# Directions:
Where the word "icon" appears in a line below, copy the whole line.

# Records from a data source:
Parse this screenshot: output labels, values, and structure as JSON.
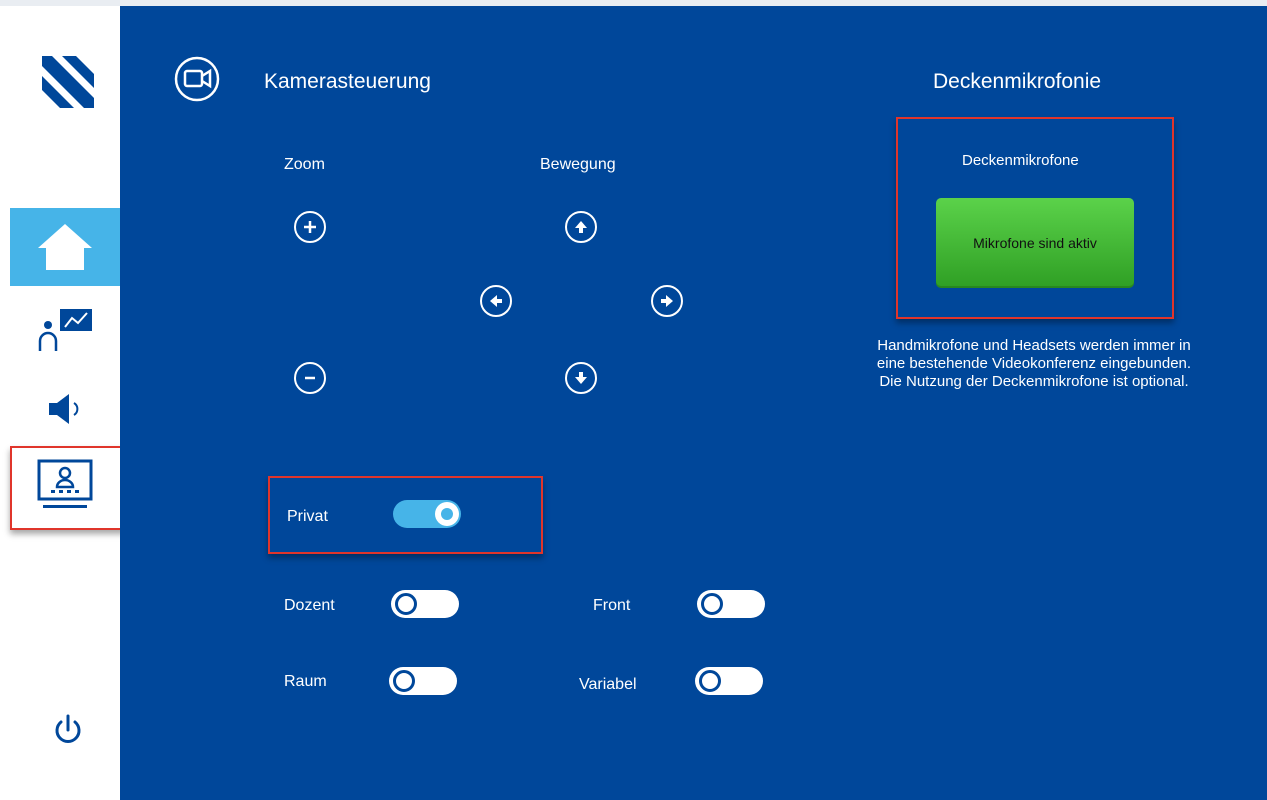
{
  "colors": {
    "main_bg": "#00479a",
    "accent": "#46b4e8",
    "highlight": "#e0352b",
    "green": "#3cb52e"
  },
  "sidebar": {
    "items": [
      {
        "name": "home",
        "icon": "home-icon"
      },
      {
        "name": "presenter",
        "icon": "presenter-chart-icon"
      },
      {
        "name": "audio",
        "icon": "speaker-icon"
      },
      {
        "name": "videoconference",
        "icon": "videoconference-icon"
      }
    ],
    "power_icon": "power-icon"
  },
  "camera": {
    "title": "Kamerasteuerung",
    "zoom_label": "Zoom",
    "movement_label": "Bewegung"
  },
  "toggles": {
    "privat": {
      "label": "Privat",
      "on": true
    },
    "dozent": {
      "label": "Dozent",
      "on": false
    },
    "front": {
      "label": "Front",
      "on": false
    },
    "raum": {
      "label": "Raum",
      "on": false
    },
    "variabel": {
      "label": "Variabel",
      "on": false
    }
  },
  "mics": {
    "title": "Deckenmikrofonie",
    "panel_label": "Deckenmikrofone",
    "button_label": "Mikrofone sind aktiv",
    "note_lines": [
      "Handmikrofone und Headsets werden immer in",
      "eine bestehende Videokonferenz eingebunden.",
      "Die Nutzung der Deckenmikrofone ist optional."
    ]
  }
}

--

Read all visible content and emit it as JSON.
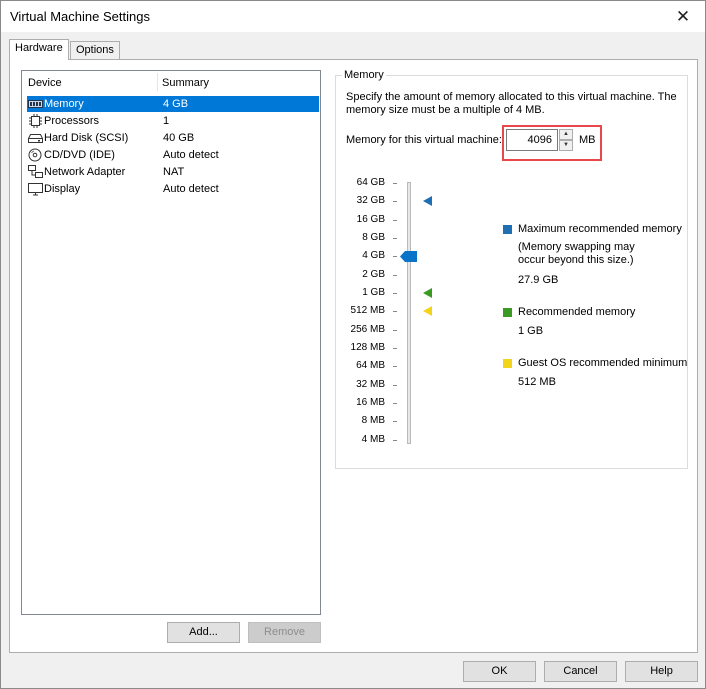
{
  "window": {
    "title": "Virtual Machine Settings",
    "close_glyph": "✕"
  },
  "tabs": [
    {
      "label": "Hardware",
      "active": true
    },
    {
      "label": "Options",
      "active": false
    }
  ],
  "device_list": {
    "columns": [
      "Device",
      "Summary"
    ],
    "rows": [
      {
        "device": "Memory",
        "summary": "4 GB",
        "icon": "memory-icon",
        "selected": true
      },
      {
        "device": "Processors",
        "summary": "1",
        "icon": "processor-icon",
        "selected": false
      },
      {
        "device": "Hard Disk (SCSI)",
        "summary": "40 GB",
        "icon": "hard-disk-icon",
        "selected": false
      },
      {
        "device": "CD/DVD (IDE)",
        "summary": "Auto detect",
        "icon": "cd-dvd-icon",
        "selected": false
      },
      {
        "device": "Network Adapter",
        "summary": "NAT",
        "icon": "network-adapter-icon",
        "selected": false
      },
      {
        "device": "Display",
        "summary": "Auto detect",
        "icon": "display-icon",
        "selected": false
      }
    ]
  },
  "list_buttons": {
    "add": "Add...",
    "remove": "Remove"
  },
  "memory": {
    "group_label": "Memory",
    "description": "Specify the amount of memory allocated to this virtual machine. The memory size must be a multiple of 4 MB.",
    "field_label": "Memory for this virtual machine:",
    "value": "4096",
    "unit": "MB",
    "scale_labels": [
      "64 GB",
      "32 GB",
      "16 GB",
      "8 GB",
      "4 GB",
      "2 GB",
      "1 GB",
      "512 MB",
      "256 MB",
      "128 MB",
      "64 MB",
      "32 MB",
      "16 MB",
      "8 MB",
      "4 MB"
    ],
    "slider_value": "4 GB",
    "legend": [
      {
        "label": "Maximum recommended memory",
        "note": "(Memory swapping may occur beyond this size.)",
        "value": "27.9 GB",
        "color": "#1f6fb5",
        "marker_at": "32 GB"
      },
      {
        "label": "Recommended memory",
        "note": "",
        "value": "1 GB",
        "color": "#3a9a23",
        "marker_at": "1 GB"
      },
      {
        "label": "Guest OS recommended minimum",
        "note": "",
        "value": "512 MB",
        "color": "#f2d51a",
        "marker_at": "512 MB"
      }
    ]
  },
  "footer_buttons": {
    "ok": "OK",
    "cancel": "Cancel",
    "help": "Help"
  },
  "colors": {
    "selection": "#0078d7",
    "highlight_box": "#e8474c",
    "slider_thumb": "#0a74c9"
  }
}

# Answer space:
        "icon": "home-icon"
        "icon": "presenter-chart-icon"
        "icon": "speaker-icon"
        "icon": "videoconference-icon"
    "power_icon": "power-icon"
        "icon": "memory-icon",
        "icon": "processor-icon",
        "icon": "hard-disk-icon",
        "icon": "cd-dvd-icon",
        "icon": "network-adapter-icon",
        "icon": "display-icon",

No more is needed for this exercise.